"In our review, we only found a few publications looking at best practices to integrate human trafficking information into the curriculum," said Dr. Juliana Kling, senior author and a physician of internal medicine within the division of women’s health at the Mayo Clinic. "We were really focused on the sex trafficking, specifically on identification and intervention for victims of sex trafficking."
When asked about the reasons for the possible gap in education geared towards health professionals on human trafficking, Kling said, "I think early on the role of the healthcare provider with human trafficking had not been clearly identified, it is now more of a public health agenda. I also think, at times, it can be difficult to teach as well."
According to Jennifer Talbott, a third-year medical student at Mayo Clinic in Arizona, "I felt that something had to be done. It was surprising that it wasn’t that much out there to train people taking care of patients with an issue so important, like human trafficking. There was this big hole that no one had quite filled yet."
Kling further described the importance of developing the human trafficking curriculum. "Looking at how often human traffic victims work with health care professionals and present to the emergency rooms, it gives us the opportunity to identify if they are been trafficked and try to help them out. It’s important to teach students how to do that," she said.
The curriculum is integrated into the first year of medical trainee’s history taking lessons and highlights the importance of looking at warning signs.

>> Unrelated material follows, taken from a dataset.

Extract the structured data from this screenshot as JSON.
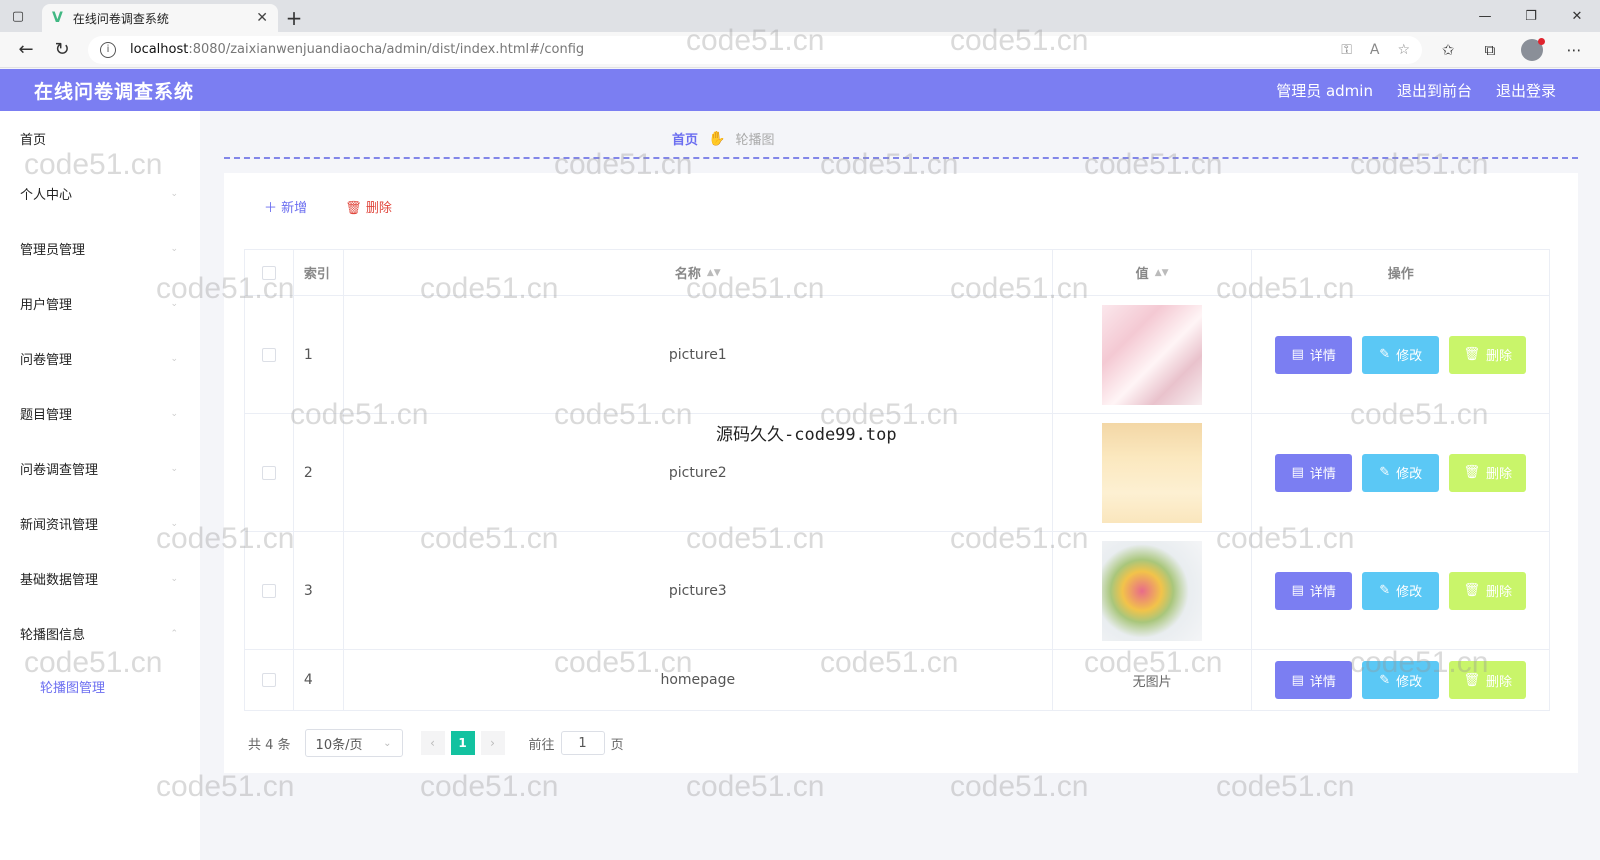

In regard to changes in the curriculum, Kling says, "We teach them to look at red flags like having 15 to 20 sexual partners in one month, if the patient has someone else in the room with them and the person does not want to leave and or unusual tattoos that many perpetrators use to mark their victims. We teach them to directly ask "have you ever been sold for money, shelter or food?"
Jennifer Talbott stated, "The curriculum teaches you to pay attention to vulnerable populations like LGBTQ, people with mental illness, and substance users. It doesn’t have to be obvious things like STIs or broken bones but subtle issues that need more attention like why a patient has not been able to get on top of manageable chronic issues like asthma or hypertension."

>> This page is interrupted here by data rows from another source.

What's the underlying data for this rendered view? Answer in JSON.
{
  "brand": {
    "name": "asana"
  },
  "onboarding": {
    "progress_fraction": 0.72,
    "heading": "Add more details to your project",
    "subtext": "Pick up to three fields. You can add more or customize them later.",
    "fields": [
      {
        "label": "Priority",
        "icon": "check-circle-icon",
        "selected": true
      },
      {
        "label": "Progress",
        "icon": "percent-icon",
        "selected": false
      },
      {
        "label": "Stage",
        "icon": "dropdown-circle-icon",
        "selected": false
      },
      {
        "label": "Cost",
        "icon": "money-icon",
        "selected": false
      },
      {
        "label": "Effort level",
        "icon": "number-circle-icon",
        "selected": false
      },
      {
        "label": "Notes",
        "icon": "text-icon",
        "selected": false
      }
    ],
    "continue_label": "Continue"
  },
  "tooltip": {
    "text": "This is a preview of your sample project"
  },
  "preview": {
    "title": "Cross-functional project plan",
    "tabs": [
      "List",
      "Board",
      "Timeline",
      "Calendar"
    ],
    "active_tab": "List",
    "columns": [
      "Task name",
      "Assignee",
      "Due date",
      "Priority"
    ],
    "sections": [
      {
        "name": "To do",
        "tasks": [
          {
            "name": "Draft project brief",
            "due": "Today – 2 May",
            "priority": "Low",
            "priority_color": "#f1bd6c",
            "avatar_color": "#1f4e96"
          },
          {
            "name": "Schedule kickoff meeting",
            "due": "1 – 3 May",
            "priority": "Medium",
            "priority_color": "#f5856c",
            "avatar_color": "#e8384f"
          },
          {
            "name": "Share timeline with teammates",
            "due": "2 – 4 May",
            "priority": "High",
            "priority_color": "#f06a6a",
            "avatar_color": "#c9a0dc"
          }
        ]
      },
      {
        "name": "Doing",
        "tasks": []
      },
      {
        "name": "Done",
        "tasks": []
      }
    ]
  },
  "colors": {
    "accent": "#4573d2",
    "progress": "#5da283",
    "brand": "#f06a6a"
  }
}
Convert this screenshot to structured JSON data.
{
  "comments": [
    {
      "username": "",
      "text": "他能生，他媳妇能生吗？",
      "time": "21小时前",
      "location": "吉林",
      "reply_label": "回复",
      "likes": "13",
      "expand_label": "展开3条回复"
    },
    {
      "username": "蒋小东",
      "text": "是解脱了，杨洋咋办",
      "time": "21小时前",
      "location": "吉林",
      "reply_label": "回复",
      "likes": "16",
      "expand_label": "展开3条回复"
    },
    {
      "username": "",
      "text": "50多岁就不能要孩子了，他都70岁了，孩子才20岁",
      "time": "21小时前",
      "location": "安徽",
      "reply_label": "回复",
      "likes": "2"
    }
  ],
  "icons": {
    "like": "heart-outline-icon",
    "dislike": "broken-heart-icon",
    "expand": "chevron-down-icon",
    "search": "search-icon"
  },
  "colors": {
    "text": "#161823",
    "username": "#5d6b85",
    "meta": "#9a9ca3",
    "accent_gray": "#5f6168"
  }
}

In the future, they plan on expanding the curriculum and integrating it into more training programs across the nation.
According to Talbott, "If you are dealing with patients for any length of time, this curriculum is applicable to you. This is a very large issue and everyone should have a basic understanding of what this is."
"We have already evaluated the curriculum with pre and post testing and will present and publish that information. We also plan to work with the American Medical Women Association and their affiliate organization, Physicians Against Trafficking Humans to look for best practice models and make it available nationwide," Kling said about the goals of the project.
The importance of identifying victims and providing resources is an international responsibility and starts with education.
Kling offered a very important warning, "One of the myths is that people think human trafficking is only an international girl’s problem but as we have seen lately with the increase in numbers locally and worldwide, it’s an everybody-problem. It doesn’t matter if you are black, white, international or a U.S. citizen. It affects you. All of us needs to be aware."
If you or someone you know is being subjected to human trafficking contact the National Human Traffic Hotline: 1-888-373-7888 (TTY: 711) | Text 233733
John Smith, M.D., is a psychiatry resident from Medical University of South Carolina contributing to the ABC News Medical Unit.